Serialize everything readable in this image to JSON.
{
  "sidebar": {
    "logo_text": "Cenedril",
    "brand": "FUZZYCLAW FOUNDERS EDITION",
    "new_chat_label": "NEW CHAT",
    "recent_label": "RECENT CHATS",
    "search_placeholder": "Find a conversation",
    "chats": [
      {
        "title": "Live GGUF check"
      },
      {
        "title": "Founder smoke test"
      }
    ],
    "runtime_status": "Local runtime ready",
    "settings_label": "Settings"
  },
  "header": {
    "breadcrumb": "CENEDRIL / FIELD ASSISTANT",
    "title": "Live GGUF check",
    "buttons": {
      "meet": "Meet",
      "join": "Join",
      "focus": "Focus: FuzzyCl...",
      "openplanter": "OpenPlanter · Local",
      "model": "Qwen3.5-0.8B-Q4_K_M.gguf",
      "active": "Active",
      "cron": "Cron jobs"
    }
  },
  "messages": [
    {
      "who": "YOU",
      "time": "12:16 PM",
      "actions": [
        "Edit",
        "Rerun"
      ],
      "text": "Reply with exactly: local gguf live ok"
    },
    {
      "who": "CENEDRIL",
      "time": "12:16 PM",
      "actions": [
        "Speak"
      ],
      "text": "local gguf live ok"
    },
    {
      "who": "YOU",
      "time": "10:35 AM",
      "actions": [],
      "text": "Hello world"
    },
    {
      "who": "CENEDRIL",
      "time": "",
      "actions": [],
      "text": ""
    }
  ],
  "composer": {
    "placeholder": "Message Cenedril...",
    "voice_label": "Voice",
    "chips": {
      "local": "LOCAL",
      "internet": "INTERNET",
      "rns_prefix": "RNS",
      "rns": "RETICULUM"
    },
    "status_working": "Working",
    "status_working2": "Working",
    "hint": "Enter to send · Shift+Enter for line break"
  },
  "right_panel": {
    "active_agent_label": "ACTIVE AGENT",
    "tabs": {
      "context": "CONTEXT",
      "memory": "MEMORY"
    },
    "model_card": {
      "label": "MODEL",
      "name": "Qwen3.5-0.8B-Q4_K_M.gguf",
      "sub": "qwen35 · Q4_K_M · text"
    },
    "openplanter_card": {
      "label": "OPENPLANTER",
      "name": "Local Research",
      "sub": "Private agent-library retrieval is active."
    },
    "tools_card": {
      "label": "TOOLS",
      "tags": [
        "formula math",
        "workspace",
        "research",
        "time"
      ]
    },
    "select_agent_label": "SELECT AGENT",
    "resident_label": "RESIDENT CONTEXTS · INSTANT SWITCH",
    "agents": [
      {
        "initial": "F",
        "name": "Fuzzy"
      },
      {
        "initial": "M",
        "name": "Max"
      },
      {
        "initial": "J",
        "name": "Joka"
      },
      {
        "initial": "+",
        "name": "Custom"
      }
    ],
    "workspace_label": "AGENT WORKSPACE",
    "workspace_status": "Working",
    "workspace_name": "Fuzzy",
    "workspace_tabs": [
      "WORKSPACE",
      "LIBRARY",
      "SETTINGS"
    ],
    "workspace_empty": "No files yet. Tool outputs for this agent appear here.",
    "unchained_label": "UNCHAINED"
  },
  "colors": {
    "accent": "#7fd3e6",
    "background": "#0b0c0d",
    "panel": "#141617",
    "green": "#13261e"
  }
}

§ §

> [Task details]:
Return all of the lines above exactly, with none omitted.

> [Reply]:
Serialize everything readable in this image to JSON.
{
  "sidebar": {
    "logo_text": "Cenedril",
    "brand": "FUZZYCLAW FOUNDERS EDITION",
    "new_chat_label": "NEW CHAT",
    "recent_label": "RECENT CHATS",
    "search_placeholder": "Find a conversation",
    "chats": [
      {
        "title": "Live GGUF check"
      },
      {
        "title": "Founder smoke test"
      }
    ],
    "runtime_status": "Local runtime ready",
    "settings_label": "Settings"
  },
  "header": {
    "breadcrumb": "CENEDRIL / FIELD ASSISTANT",
    "title": "Live GGUF check",
    "buttons": {
      "meet": "Meet",
      "join": "Join",
      "focus": "Focus: FuzzyCl...",
      "openplanter": "OpenPlanter · Local",
      "model": "Qwen3.5-0.8B-Q4_K_M.gguf",
      "active": "Active",
      "cron": "Cron jobs"
    }
  },
  "messages": [
    {
      "who": "YOU",
      "time": "12:16 PM",
      "actions": [
        "Edit",
        "Rerun"
      ],
      "text": "Reply with exactly: local gguf live ok"
    },
    {
      "who": "CENEDRIL",
      "time": "12:16 PM",
      "actions": [
        "Speak"
      ],
      "text": "local gguf live ok"
    },
    {
      "who": "YOU",
      "time": "10:35 AM",
      "actions": [],
      "text": "Hello world"
    },
    {
      "who": "CENEDRIL",
      "time": "",
      "actions": [],
      "text": ""
    }
  ],
  "composer": {
    "placeholder": "Message Cenedril...",
    "voice_label": "Voice",
    "chips": {
      "local": "LOCAL",
      "internet": "INTERNET",
      "rns_prefix": "RNS",
      "rns": "RETICULUM"
    },
    "status_working": "Working",
    "status_working2": "Working",
    "hint": "Enter to send · Shift+Enter for line break"
  },
  "right_panel": {
    "active_agent_label": "ACTIVE AGENT",
    "tabs": {
      "context": "CONTEXT",
      "memory": "MEMORY"
    },
    "model_card": {
      "label": "MODEL",
      "name": "Qwen3.5-0.8B-Q4_K_M.gguf",
      "sub": "qwen35 · Q4_K_M · text"
    },
    "openplanter_card": {
      "label": "OPENPLANTER",
      "name": "Local Research",
      "sub": "Private agent-library retrieval is active."
    },
    "tools_card": {
      "label": "TOOLS",
      "tags": [
        "formula math",
        "workspace",
        "research",
        "time"
      ]
    },
    "select_agent_label": "SELECT AGENT",
    "resident_label": "RESIDENT CONTEXTS · INSTANT SWITCH",
    "agents": [
      {
        "initial": "F",
        "name": "Fuzzy"
      },
      {
        "initial": "M",
        "name": "Max"
      },
      {
        "initial": "J",
        "name": "Joka"
      },
      {
        "initial": "+",
        "name": "Custom"
      }
    ],
    "workspace_label": "AGENT WORKSPACE",
    "workspace_status": "Working",
    "workspace_name": "Fuzzy",
    "workspace_tabs": [
      "WORKSPACE",
      "LIBRARY",
      "SETTINGS"
    ],
    "workspace_empty": "No files yet. Tool outputs for this agent appear here.",
    "unchained_label": "UNCHAINED"
  },
  "colors": {
    "accent": "#7fd3e6",
    "background": "#0b0c0d",
    "panel": "#141617",
    "green": "#13261e"
  }
}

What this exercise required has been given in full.